Rediker describes seamen as a maritime proletariat, and the ships they worked on as the factories of the 18th century world--the machines through which large amounts of capital were accumulated. Turning pirate--or choosing to go 'on the account,' in 18th century terms--was as much a labor action as an attempt to get rich. Of use for us today, I think, is the description of the communal and democratic nature of pirate society. The ship was held to be common property, and important decisions (such as who would be captain) were voted on by the crew. Any wealth generated by the operation of the ship was distributed in shares to the entire crew in accordance with compacts (usually written) agreed upon beforehand by the entire crew.

This form of communal self-organization in opposition to the state and to capital is an important precedent for those seeking to resist the current near-hegemony of free market corporate capitalism. Keeping even the idea of such forms of society alive in an age increasingly dominated by obsequience to hierarchy, profit and blind self-interest helps preserve the hope for viable alternative movements. And, although I tend not to believe in national characters, the figure of the rebel against authority and privilege is vitally important to the American mythos. A political movement that incorporated a revival of purposeful rebelliousness could tap into cultural currents very powerful to American society.

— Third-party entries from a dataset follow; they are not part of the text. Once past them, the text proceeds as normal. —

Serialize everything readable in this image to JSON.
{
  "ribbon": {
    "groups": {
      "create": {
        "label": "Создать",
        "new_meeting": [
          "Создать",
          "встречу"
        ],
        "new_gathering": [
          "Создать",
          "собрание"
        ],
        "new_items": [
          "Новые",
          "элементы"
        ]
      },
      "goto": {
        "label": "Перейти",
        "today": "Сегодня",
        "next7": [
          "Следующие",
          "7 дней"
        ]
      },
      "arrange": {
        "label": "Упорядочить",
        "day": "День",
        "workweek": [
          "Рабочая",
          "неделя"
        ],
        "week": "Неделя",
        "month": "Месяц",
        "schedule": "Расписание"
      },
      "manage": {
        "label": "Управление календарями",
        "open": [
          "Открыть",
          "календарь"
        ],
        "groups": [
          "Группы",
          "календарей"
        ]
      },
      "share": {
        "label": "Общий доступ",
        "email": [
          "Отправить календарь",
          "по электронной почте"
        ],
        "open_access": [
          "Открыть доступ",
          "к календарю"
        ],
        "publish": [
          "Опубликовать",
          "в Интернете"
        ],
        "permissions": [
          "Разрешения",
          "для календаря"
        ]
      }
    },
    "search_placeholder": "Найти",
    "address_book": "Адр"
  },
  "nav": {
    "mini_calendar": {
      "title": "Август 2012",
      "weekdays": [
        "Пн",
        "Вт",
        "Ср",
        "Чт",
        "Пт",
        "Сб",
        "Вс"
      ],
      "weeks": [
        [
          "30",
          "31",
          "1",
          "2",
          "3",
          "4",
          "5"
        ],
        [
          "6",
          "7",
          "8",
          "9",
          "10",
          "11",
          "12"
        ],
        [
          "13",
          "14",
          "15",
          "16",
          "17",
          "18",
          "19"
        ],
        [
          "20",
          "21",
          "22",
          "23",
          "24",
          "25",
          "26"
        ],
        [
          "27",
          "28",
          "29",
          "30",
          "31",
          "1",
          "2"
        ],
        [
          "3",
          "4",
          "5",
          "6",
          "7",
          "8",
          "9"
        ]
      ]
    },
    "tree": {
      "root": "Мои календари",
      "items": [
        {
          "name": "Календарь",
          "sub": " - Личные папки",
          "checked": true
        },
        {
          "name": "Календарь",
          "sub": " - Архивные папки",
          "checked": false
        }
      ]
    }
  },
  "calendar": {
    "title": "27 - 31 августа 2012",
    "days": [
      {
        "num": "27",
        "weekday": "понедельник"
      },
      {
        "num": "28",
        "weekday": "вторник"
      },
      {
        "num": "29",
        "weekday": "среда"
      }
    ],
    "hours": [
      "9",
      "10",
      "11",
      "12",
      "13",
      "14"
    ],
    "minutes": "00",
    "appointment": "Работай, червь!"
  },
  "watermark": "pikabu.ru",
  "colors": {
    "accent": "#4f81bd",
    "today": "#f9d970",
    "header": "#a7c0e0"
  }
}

Rediker may have an overly romantic view of pirates and pirate society, but his scholarship seems quite sound. For a more in-depth survey of the world of the 18th century seaman, Rediker's earlier, more scholarly book, Between the Devil and the Deep Blue Sea: Merchant Seaman, Pirates, and the Anglo-American Maritime World, 1700-1750 (Cambridge UP, 1987) is also quite good, though longer and less entertaining.

Wednesday, December 01, 2004

Recent Items of Interest

Given the sorry state of politico-religious discourse in our society, it seems ironic that the major TV networks would reject an ad from the United Church of Christ advocating inclusivity and tolerance, but they have. I guess any non-right-wing version of Christianity is too controversial for the public airwaves.

On a totally different subject, I have been addicted to following the underground debates over possible evidence of fraud in the 2004 U.S. election vote. There are many people, left and right, who have quickly dismissed all such speculation...but I find myself keeping an open mind, at least for now. When you start digging into it, there's a lot going on that's hard to explain. At some point, perhaps I'll present a review of what I see as the most puzzling and suggestive bits of evidence. For now, here is a nice recent review of the subject. Perhaps all of this will come to nothing in the end, but I have a hard time dismissing it out of hand--especially given the blatant hypocrisy of what the U.S. is advocating right now in the Ukraine--and given how the whole issue cuts to the heart of our democratic system itself.